[Items from an interface collection]
________

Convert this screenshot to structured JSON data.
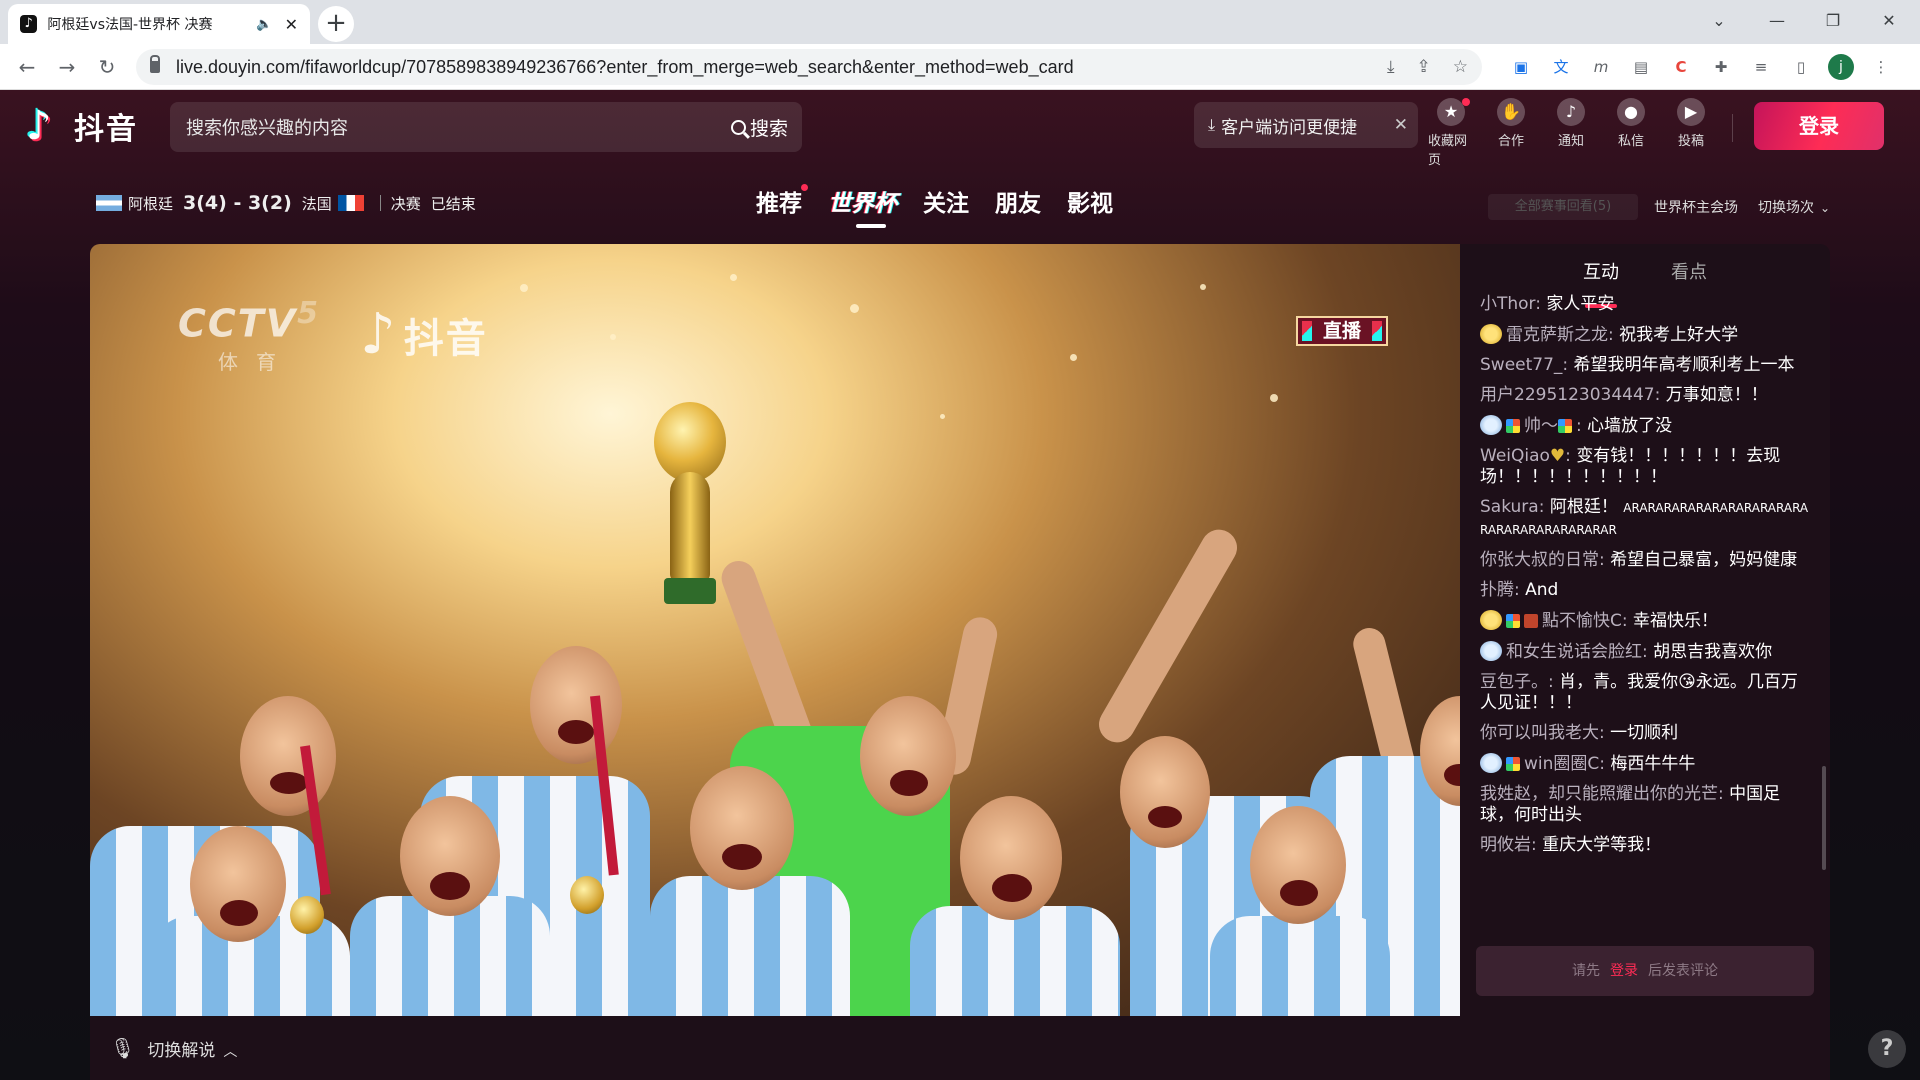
{
  "browser": {
    "tab_title": "阿根廷vs法国-世界杯 决赛",
    "url": "live.douyin.com/fifaworldcup/7078589838949236766?enter_from_merge=web_search&enter_method=web_card",
    "profile_initial": "j"
  },
  "header": {
    "logo_text": "抖音",
    "search_placeholder": "搜索你感兴趣的内容",
    "search_button": "搜索",
    "client_prompt": "客户端访问更便捷",
    "icons": [
      {
        "label": "收藏网页",
        "icon": "star-icon"
      },
      {
        "label": "合作",
        "icon": "handshake-icon"
      },
      {
        "label": "通知",
        "icon": "bell-icon"
      },
      {
        "label": "私信",
        "icon": "message-icon"
      },
      {
        "label": "投稿",
        "icon": "camera-icon"
      }
    ],
    "login_button": "登录"
  },
  "match": {
    "home_team": "阿根廷",
    "score": "3(4) - 3(2)",
    "away_team": "法国",
    "stage": "决赛",
    "status": "已结束"
  },
  "main_tabs": [
    "推荐",
    "世界杯",
    "关注",
    "朋友",
    "影视"
  ],
  "right_nav": {
    "filter": "全部赛事回看(5)",
    "venue": "世界杯主会场",
    "switch": "切换场次"
  },
  "player": {
    "channel_logo": "CCTV",
    "channel_number": "5",
    "channel_sub": "体育",
    "watermark": "抖音",
    "live_badge": "直播",
    "accent": "#fe2c55"
  },
  "chat": {
    "tabs": [
      "互动",
      "看点"
    ],
    "messages": [
      {
        "user": "小Thor:",
        "text": "家人平安"
      },
      {
        "user": "雷克萨斯之龙:",
        "text": "祝我考上好大学"
      },
      {
        "user": "Sweet77_:",
        "text": "希望我明年高考顺利考上一本"
      },
      {
        "user": "用户2295123034447:",
        "text": "万事如意！！"
      },
      {
        "user": "帅～",
        "text": "心墙放了没"
      },
      {
        "user": "WeiQiao",
        "text": "变有钱！！！！！！！去现场！！！！！！！！！！"
      },
      {
        "user": "Sakura:",
        "text": "阿根廷！",
        "small": "ARARARARARARARARARARARARARARARARARARARAR"
      },
      {
        "user": "你张大叔的日常:",
        "text": "希望自己暴富，妈妈健康"
      },
      {
        "user": "扑腾:",
        "text": "And"
      },
      {
        "user": "點不愉快C:",
        "text": "幸福快乐！"
      },
      {
        "user": "和女生说话会脸红:",
        "text": "胡思吉我喜欢你"
      },
      {
        "user": "豆包子。:",
        "text": "肖，青。我爱你😘永远。几百万人见证！！！"
      },
      {
        "user": "你可以叫我老大:",
        "text": "一切顺利"
      },
      {
        "user": "win圈圈C:",
        "text": "梅西牛牛牛"
      },
      {
        "user": "我姓赵，却只能照耀出你的光芒:",
        "text": "中国足球，何时出头"
      },
      {
        "user": "明攸岩:",
        "text": "重庆大学等我！"
      }
    ],
    "input_prefix": "请先",
    "input_login": "登录",
    "input_suffix": "后发表评论"
  },
  "footer": {
    "commentary": "切换解说"
  }
}
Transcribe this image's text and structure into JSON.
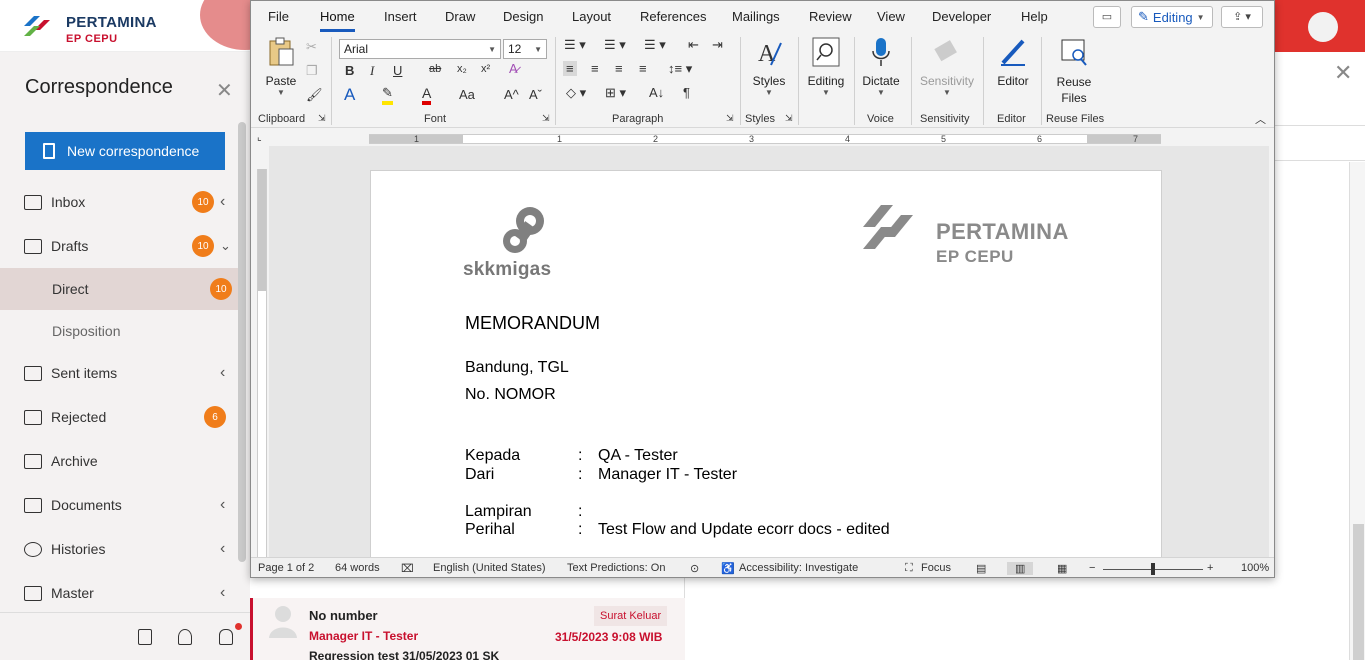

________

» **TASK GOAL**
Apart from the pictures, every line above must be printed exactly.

» **ANSWER BOX**
Convert this screenshot to structured JSON data.
{
  "browser": {
    "tab_title": "阿根廷vs法国-世界杯 决赛",
    "url": "live.douyin.com/fifaworldcup/7078589838949236766?enter_from_merge=web_search&enter_method=web_card",
    "profile_initial": "j"
  },
  "header": {
    "logo_text": "抖音",
    "search_placeholder": "搜索你感兴趣的内容",
    "search_button": "搜索",
    "client_prompt": "客户端访问更便捷",
    "icons": [
      {
        "label": "收藏网页",
        "icon": "star-icon"
      },
      {
        "label": "合作",
        "icon": "handshake-icon"
      },
      {
        "label": "通知",
        "icon": "bell-icon"
      },
      {
        "label": "私信",
        "icon": "message-icon"
      },
      {
        "label": "投稿",
        "icon": "camera-icon"
      }
    ],
    "login_button": "登录"
  },
  "match": {
    "home_team": "阿根廷",
    "score": "3(4) - 3(2)",
    "away_team": "法国",
    "stage": "决赛",
    "status": "已结束"
  },
  "main_tabs": [
    "推荐",
    "世界杯",
    "关注",
    "朋友",
    "影视"
  ],
  "right_nav": {
    "filter": "全部赛事回看(5)",
    "venue": "世界杯主会场",
    "switch": "切换场次"
  },
  "player": {
    "channel_logo": "CCTV",
    "channel_number": "5",
    "channel_sub": "体育",
    "watermark": "抖音",
    "live_badge": "直播",
    "accent": "#fe2c55"
  },
  "chat": {
    "tabs": [
      "互动",
      "看点"
    ],
    "messages": [
      {
        "user": "小Thor:",
        "text": "家人平安"
      },
      {
        "user": "雷克萨斯之龙:",
        "text": "祝我考上好大学"
      },
      {
        "user": "Sweet77_:",
        "text": "希望我明年高考顺利考上一本"
      },
      {
        "user": "用户2295123034447:",
        "text": "万事如意！！"
      },
      {
        "user": "帅～",
        "text": "心墙放了没"
      },
      {
        "user": "WeiQiao",
        "text": "变有钱！！！！！！！去现场！！！！！！！！！！"
      },
      {
        "user": "Sakura:",
        "text": "阿根廷！",
        "small": "ARARARARARARARARARARARARARARARARARARARAR"
      },
      {
        "user": "你张大叔的日常:",
        "text": "希望自己暴富，妈妈健康"
      },
      {
        "user": "扑腾:",
        "text": "And"
      },
      {
        "user": "點不愉快C:",
        "text": "幸福快乐！"
      },
      {
        "user": "和女生说话会脸红:",
        "text": "胡思吉我喜欢你"
      },
      {
        "user": "豆包子。:",
        "text": "肖，青。我爱你😘永远。几百万人见证！！！"
      },
      {
        "user": "你可以叫我老大:",
        "text": "一切顺利"
      },
      {
        "user": "win圈圈C:",
        "text": "梅西牛牛牛"
      },
      {
        "user": "我姓赵，却只能照耀出你的光芒:",
        "text": "中国足球，何时出头"
      },
      {
        "user": "明攸岩:",
        "text": "重庆大学等我！"
      }
    ],
    "input_prefix": "请先",
    "input_login": "登录",
    "input_suffix": "后发表评论"
  },
  "footer": {
    "commentary": "切换解说"
  }
}
Transcribe this image's text and structure into JSON.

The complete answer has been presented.